"This case is exceptional in its situation, and calls for the exercise of that range of discretion which the broad powers of a court of admiralty enable it to exercise.
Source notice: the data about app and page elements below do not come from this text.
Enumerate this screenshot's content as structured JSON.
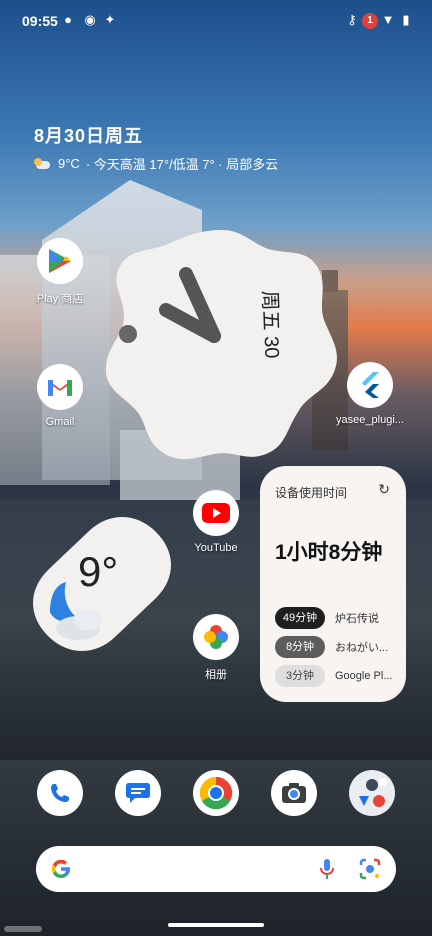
{
  "status_bar": {
    "time": "09:55",
    "notification_count": "1"
  },
  "at_a_glance": {
    "date": "8月30日周五",
    "temp": "9°C",
    "forecast": "· 今天高温 17°/低温 7° · 局部多云"
  },
  "clock_widget": {
    "date_label": "周五 30"
  },
  "apps": [
    {
      "label": "Play 商店",
      "icon": "play-store-icon"
    },
    {
      "label": "Gmail",
      "icon": "gmail-icon"
    },
    {
      "label": "yasee_plugi...",
      "icon": "flutter-icon"
    },
    {
      "label": "YouTube",
      "icon": "youtube-icon"
    },
    {
      "label": "相册",
      "icon": "photos-icon"
    }
  ],
  "weather_widget": {
    "temp": "9°"
  },
  "usage_widget": {
    "title": "设备使用时间",
    "total": "1小时8分钟",
    "rows": [
      {
        "time": "49分钟",
        "app": "炉石传说"
      },
      {
        "time": "8分钟",
        "app": "おねがい..."
      },
      {
        "time": "3分钟",
        "app": "Google Pl..."
      }
    ]
  },
  "dock": [
    "phone-icon",
    "messages-icon",
    "chrome-icon",
    "camera-icon",
    "apps-folder-icon"
  ],
  "colors": {
    "youtube": "#ff0000",
    "play_blue": "#4285f4",
    "gmail_red": "#ea4335",
    "flutter": "#54c5f8"
  }
}
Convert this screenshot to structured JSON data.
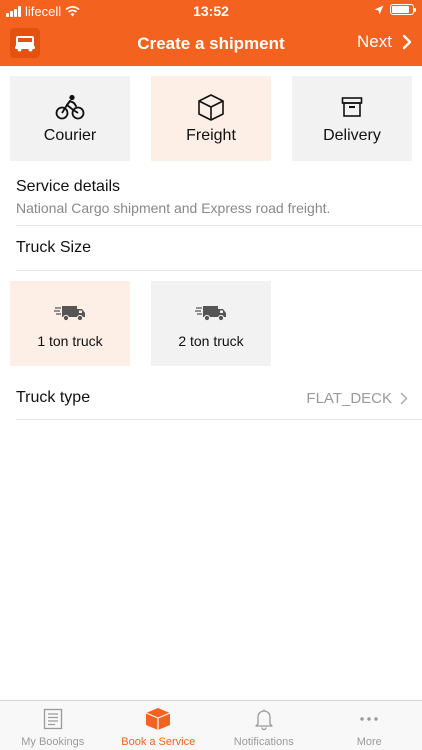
{
  "status_bar": {
    "carrier": "lifecell",
    "time": "13:52",
    "battery_level": 0.85
  },
  "nav": {
    "title": "Create a shipment",
    "next_label": "Next"
  },
  "service_tabs": [
    {
      "label": "Courier",
      "icon": "cyclist-icon",
      "selected": false
    },
    {
      "label": "Freight",
      "icon": "box-icon",
      "selected": true
    },
    {
      "label": "Delivery",
      "icon": "archive-icon",
      "selected": false
    }
  ],
  "service_details": {
    "title": "Service details",
    "subtitle": "National Cargo shipment and Express road freight."
  },
  "truck_size": {
    "label": "Truck Size",
    "options": [
      {
        "label": "1 ton truck",
        "icon": "truck-icon",
        "selected": true
      },
      {
        "label": "2 ton truck",
        "icon": "truck-icon",
        "selected": false
      }
    ]
  },
  "truck_type": {
    "label": "Truck type",
    "value": "FLAT_DECK"
  },
  "tab_bar": [
    {
      "label": "My Bookings",
      "icon": "document-icon",
      "active": false
    },
    {
      "label": "Book a Service",
      "icon": "package-icon",
      "active": true
    },
    {
      "label": "Notifications",
      "icon": "bell-icon",
      "active": false
    },
    {
      "label": "More",
      "icon": "more-icon",
      "active": false
    }
  ],
  "colors": {
    "accent": "#f4621f",
    "selected_tile": "#fdeee6",
    "tile": "#f2f2f2",
    "muted_text": "#888888"
  }
}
Such broad powers and range of discretion are, in our judgment, fittingly exercised by an order which will make due provision for, first, giving the German citizen and belligerent an opportunity to litigate his rights if relations with his country are hereafter resumed; second, providing for adjudging, if the government hereafter so desires, its rights and liabilities, if any, in taking over libeled property of the German subject; third, adjudging hereafter what effect the taking of this ship by the government had on the claim of the British lienor, and the further obligation of the German vessel owner as between themselves.
"In following this course, and protecting the unprotected rights of an absent German citizen while this country is at war with the Imperial government of its country, we are impelled by three all-sufficient reasons: first, the innate sense of fairness, decency, and justice, which respects the rights of an enemy; second, the broad principles of international intercourse, which lead courts and nations that believe in international rights, to be the more careful to observe them toward belligerents; and lastly, because the awarding to this German citizen, with whom our country is at war, the careful preservation until times of peace of its rights, is in line with those high ideals of Anglo-Saxon justice which led the British courts years ago, in Ex Boussmaker, 13 Ves. Jr. 71, 33 Eng. Rep. 221, 9 Revised Hep. 142, decided in 1806, to allow the claim of an alien enemy to be proved in time of war and the dividends held by the British court until peace. Indeed, the fact that our country is now at war with Germany is all the more reason why this court should most scrupulously award to this German citizen those international and equitable rights which no fair-minded people ever deny, even to their enemies in times of war." The Kaiser Wilhelm II, 246 Fed. 786, L. R. A. 1918C, 795 [reversing decree, 230 Fed. 7171.